[ABOUT THIS TASK]: Write back every line of the listing exactly, excluding images.

[EXERCISE DATA]:
=== Section Start ===
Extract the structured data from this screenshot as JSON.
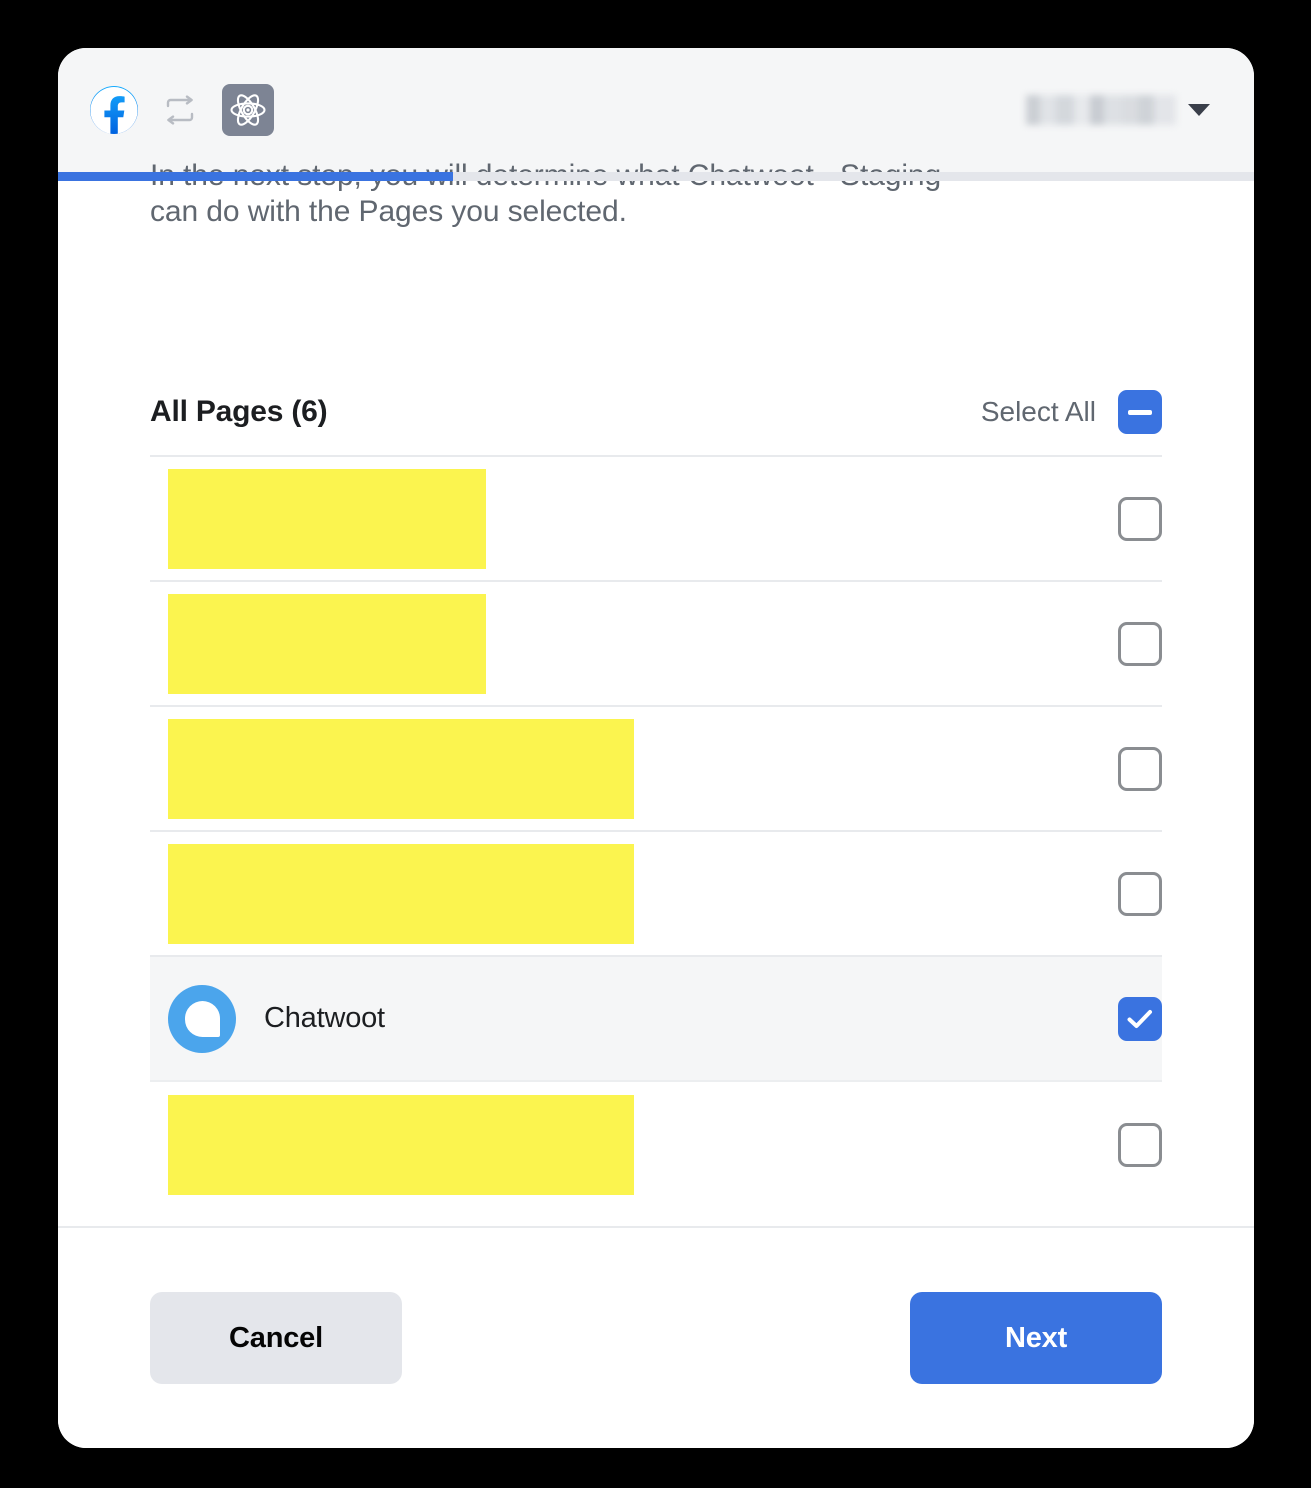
{
  "toolbar": {
    "facebook_icon": "facebook-logo-icon",
    "repeat_icon": "repeat-loop-icon",
    "react_icon": "react-atom-icon",
    "user_name_redacted": "",
    "caret_icon": "chevron-down-icon"
  },
  "progress": {
    "percent": 33,
    "fill_color": "#3a73e0",
    "track_color": "#e4e6eb"
  },
  "intro": {
    "line1": "In the next step, you will determine what Chatwoot - Staging",
    "line2": "can do with the Pages you selected."
  },
  "list": {
    "title": "All Pages (6)",
    "select_all_label": "Select All",
    "select_all_state": "indeterminate",
    "rows": [
      {
        "name": "",
        "redacted": true,
        "redaction_width": 318,
        "checked": false,
        "selected": false,
        "avatar": null
      },
      {
        "name": "",
        "redacted": true,
        "redaction_width": 318,
        "checked": false,
        "selected": false,
        "avatar": null
      },
      {
        "name": "",
        "redacted": true,
        "redaction_width": 466,
        "checked": false,
        "selected": false,
        "avatar": null
      },
      {
        "name": "",
        "redacted": true,
        "redaction_width": 466,
        "checked": false,
        "selected": false,
        "avatar": null
      },
      {
        "name": "Chatwoot",
        "redacted": false,
        "redaction_width": 0,
        "checked": true,
        "selected": true,
        "avatar": "chatwoot-logo-icon"
      },
      {
        "name": "",
        "redacted": true,
        "redaction_width": 466,
        "checked": false,
        "selected": false,
        "avatar": null
      }
    ]
  },
  "footer": {
    "cancel_label": "Cancel",
    "next_label": "Next"
  },
  "colors": {
    "accent": "#3a73e0",
    "redaction": "#fbf44f",
    "chatwoot_blue": "#4ba5ec",
    "toolbar_bg": "#f5f6f7",
    "page_bg": "#000000"
  }
}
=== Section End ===
[THE ANSWER]:
Extract the structured data from this screenshot as JSON.
{
  "toolbar": {
    "facebook_icon": "facebook-logo-icon",
    "repeat_icon": "repeat-loop-icon",
    "react_icon": "react-atom-icon",
    "user_name_redacted": "",
    "caret_icon": "chevron-down-icon"
  },
  "progress": {
    "percent": 33,
    "fill_color": "#3a73e0",
    "track_color": "#e4e6eb"
  },
  "intro": {
    "line1": "In the next step, you will determine what Chatwoot - Staging",
    "line2": "can do with the Pages you selected."
  },
  "list": {
    "title": "All Pages (6)",
    "select_all_label": "Select All",
    "select_all_state": "indeterminate",
    "rows": [
      {
        "name": "",
        "redacted": true,
        "redaction_width": 318,
        "checked": false,
        "selected": false,
        "avatar": null
      },
      {
        "name": "",
        "redacted": true,
        "redaction_width": 318,
        "checked": false,
        "selected": false,
        "avatar": null
      },
      {
        "name": "",
        "redacted": true,
        "redaction_width": 466,
        "checked": false,
        "selected": false,
        "avatar": null
      },
      {
        "name": "",
        "redacted": true,
        "redaction_width": 466,
        "checked": false,
        "selected": false,
        "avatar": null
      },
      {
        "name": "Chatwoot",
        "redacted": false,
        "redaction_width": 0,
        "checked": true,
        "selected": true,
        "avatar": "chatwoot-logo-icon"
      },
      {
        "name": "",
        "redacted": true,
        "redaction_width": 466,
        "checked": false,
        "selected": false,
        "avatar": null
      }
    ]
  },
  "footer": {
    "cancel_label": "Cancel",
    "next_label": "Next"
  },
  "colors": {
    "accent": "#3a73e0",
    "redaction": "#fbf44f",
    "chatwoot_blue": "#4ba5ec",
    "toolbar_bg": "#f5f6f7",
    "page_bg": "#000000"
  }
}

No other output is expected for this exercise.